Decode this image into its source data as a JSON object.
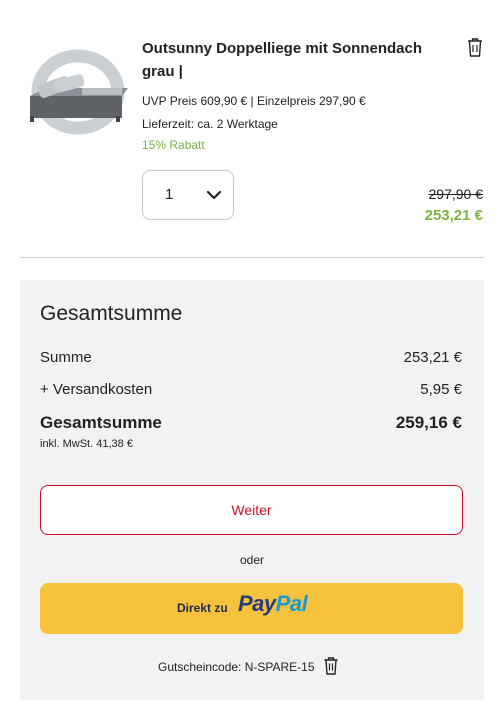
{
  "product": {
    "image_icon": "sun-lounger-image",
    "title": "Outsunny Doppelliege mit Sonnendach grau |",
    "uvp_line": "UVP Preis  609,90 € | Einzelpreis  297,90 €",
    "lieferzeit": "Lieferzeit: ca. 2 Werktage",
    "rabatt": "15% Rabatt",
    "quantity": "1",
    "price_old": "297,90 €",
    "price_new": "253,21 €",
    "delete_icon": "trash-icon"
  },
  "summary": {
    "title": "Gesamtsumme",
    "rows": [
      {
        "label": "Summe",
        "value": "253,21 €"
      },
      {
        "label": "+ Versandkosten",
        "value": "5,95 €"
      }
    ],
    "total_label": "Gesamtsumme",
    "total_value": "259,16 €",
    "vat_note": "inkl. MwSt. 41,38 €",
    "continue_label": "Weiter",
    "or_label": "oder",
    "paypal_prefix": "Direkt zu",
    "paypal_pay": "Pay",
    "paypal_pal": "Pal",
    "coupon_text": "Gutscheincode: N-SPARE-15"
  },
  "colors": {
    "discount_green": "#7ab343",
    "brand_red": "#c8102e",
    "paypal_yellow": "#f6c13d",
    "paypal_dark_blue": "#253b80",
    "paypal_light_blue": "#179bd7",
    "panel_bg": "#f2f2f2"
  }
}
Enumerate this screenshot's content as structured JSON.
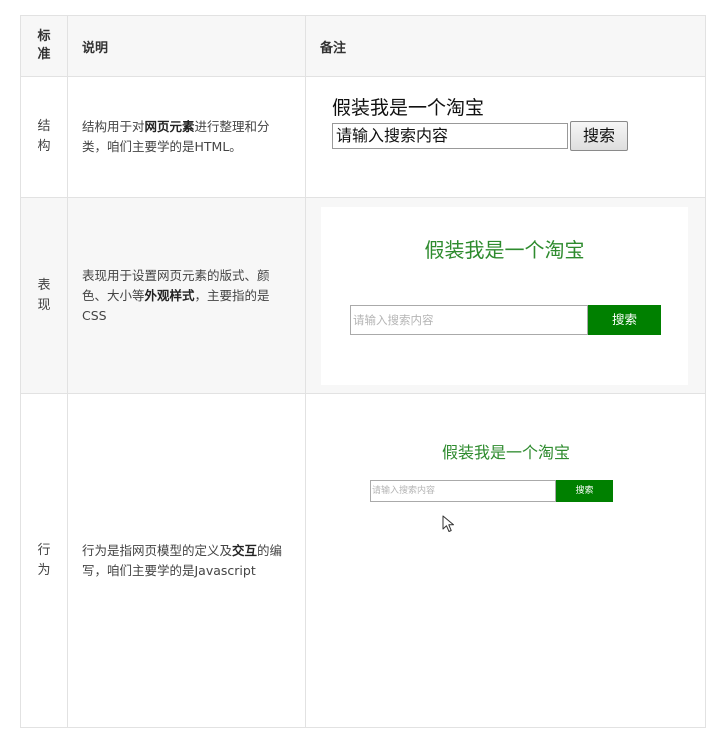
{
  "table": {
    "headers": {
      "standard": "标准",
      "description": "说明",
      "remark": "备注"
    },
    "rows": [
      {
        "standard": "结构",
        "desc_parts": [
          "结构用于对",
          "网页元素",
          "进行整理和分类，咱们主要学的是HTML。"
        ],
        "demo": {
          "title": "假装我是一个淘宝",
          "input_value": "请输入搜索内容",
          "button": "搜索"
        }
      },
      {
        "standard": "表现",
        "desc_parts": [
          "表现用于设置网页元素的版式、颜色、大小等",
          "外观样式",
          "，主要指的是CSS"
        ],
        "demo": {
          "title": "假装我是一个淘宝",
          "placeholder": "请输入搜索内容",
          "button": "搜索"
        }
      },
      {
        "standard": "行为",
        "desc_parts": [
          "行为是指网页模型的定义及",
          "交互",
          "的编写，咱们主要学的是Javascript"
        ],
        "demo": {
          "title": "假装我是一个淘宝",
          "placeholder": "请输入搜索内容",
          "button": "搜索"
        }
      }
    ]
  },
  "colors": {
    "accent_green": "#008000",
    "title_green": "#2e8b2e"
  },
  "icons": {
    "cursor": "mouse-pointer-icon"
  }
}
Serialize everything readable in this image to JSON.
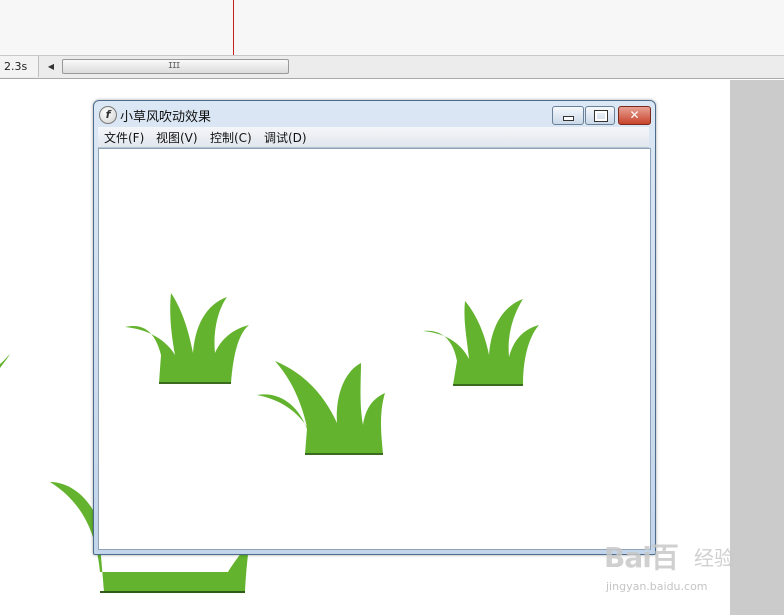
{
  "timeline": {
    "time_label": "2.3s",
    "scroll_left_glyph": "◀",
    "thumb_grip": "III"
  },
  "window": {
    "icon_glyph": "f",
    "title": "小草风吹动效果",
    "close_glyph": "✕"
  },
  "menu": {
    "items": [
      "文件(F)",
      "视图(V)",
      "控制(C)",
      "调试(D)"
    ]
  },
  "colors": {
    "grass": "#63b32e",
    "grass_base": "#3a6b1e"
  },
  "watermark": {
    "logo": "Bai百",
    "text_cn": "经验",
    "url": "jingyan.baidu.com"
  }
}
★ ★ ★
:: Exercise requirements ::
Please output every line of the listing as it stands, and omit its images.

:: Solution for this exercise ::
Decode this image into its source data as a JSON object.
{
  "product": {
    "image_icon": "sun-lounger-image",
    "title": "Outsunny Doppelliege mit Sonnendach grau |",
    "uvp_line": "UVP Preis  609,90 € | Einzelpreis  297,90 €",
    "lieferzeit": "Lieferzeit: ca. 2 Werktage",
    "rabatt": "15% Rabatt",
    "quantity": "1",
    "price_old": "297,90 €",
    "price_new": "253,21 €",
    "delete_icon": "trash-icon"
  },
  "summary": {
    "title": "Gesamtsumme",
    "rows": [
      {
        "label": "Summe",
        "value": "253,21 €"
      },
      {
        "label": "+ Versandkosten",
        "value": "5,95 €"
      }
    ],
    "total_label": "Gesamtsumme",
    "total_value": "259,16 €",
    "vat_note": "inkl. MwSt. 41,38 €",
    "continue_label": "Weiter",
    "or_label": "oder",
    "paypal_prefix": "Direkt zu",
    "paypal_pay": "Pay",
    "paypal_pal": "Pal",
    "coupon_text": "Gutscheincode: N-SPARE-15"
  },
  "colors": {
    "discount_green": "#7ab343",
    "brand_red": "#c8102e",
    "paypal_yellow": "#f6c13d",
    "paypal_dark_blue": "#253b80",
    "paypal_light_blue": "#179bd7",
    "panel_bg": "#f2f2f2"
  }
}
Enumerate this screenshot's content as structured JSON.
{
  "table": {
    "headers": {
      "standard": "标准",
      "description": "说明",
      "remark": "备注"
    },
    "rows": [
      {
        "standard": "结构",
        "desc_parts": [
          "结构用于对",
          "网页元素",
          "进行整理和分类，咱们主要学的是HTML。"
        ],
        "demo": {
          "title": "假装我是一个淘宝",
          "input_value": "请输入搜索内容",
          "button": "搜索"
        }
      },
      {
        "standard": "表现",
        "desc_parts": [
          "表现用于设置网页元素的版式、颜色、大小等",
          "外观样式",
          "，主要指的是CSS"
        ],
        "demo": {
          "title": "假装我是一个淘宝",
          "placeholder": "请输入搜索内容",
          "button": "搜索"
        }
      },
      {
        "standard": "行为",
        "desc_parts": [
          "行为是指网页模型的定义及",
          "交互",
          "的编写，咱们主要学的是Javascript"
        ],
        "demo": {
          "title": "假装我是一个淘宝",
          "placeholder": "请输入搜索内容",
          "button": "搜索"
        }
      }
    ]
  },
  "colors": {
    "accent_green": "#008000",
    "title_green": "#2e8b2e"
  },
  "icons": {
    "cursor": "mouse-pointer-icon"
  }
}
Serialize everything readable in this image to JSON.
{
  "timeline": {
    "time_label": "2.3s",
    "scroll_left_glyph": "◀",
    "thumb_grip": "III"
  },
  "window": {
    "icon_glyph": "f",
    "title": "小草风吹动效果",
    "close_glyph": "✕"
  },
  "menu": {
    "items": [
      "文件(F)",
      "视图(V)",
      "控制(C)",
      "调试(D)"
    ]
  },
  "colors": {
    "grass": "#63b32e",
    "grass_base": "#3a6b1e"
  },
  "watermark": {
    "logo": "Bai百",
    "text_cn": "经验",
    "url": "jingyan.baidu.com"
  }
}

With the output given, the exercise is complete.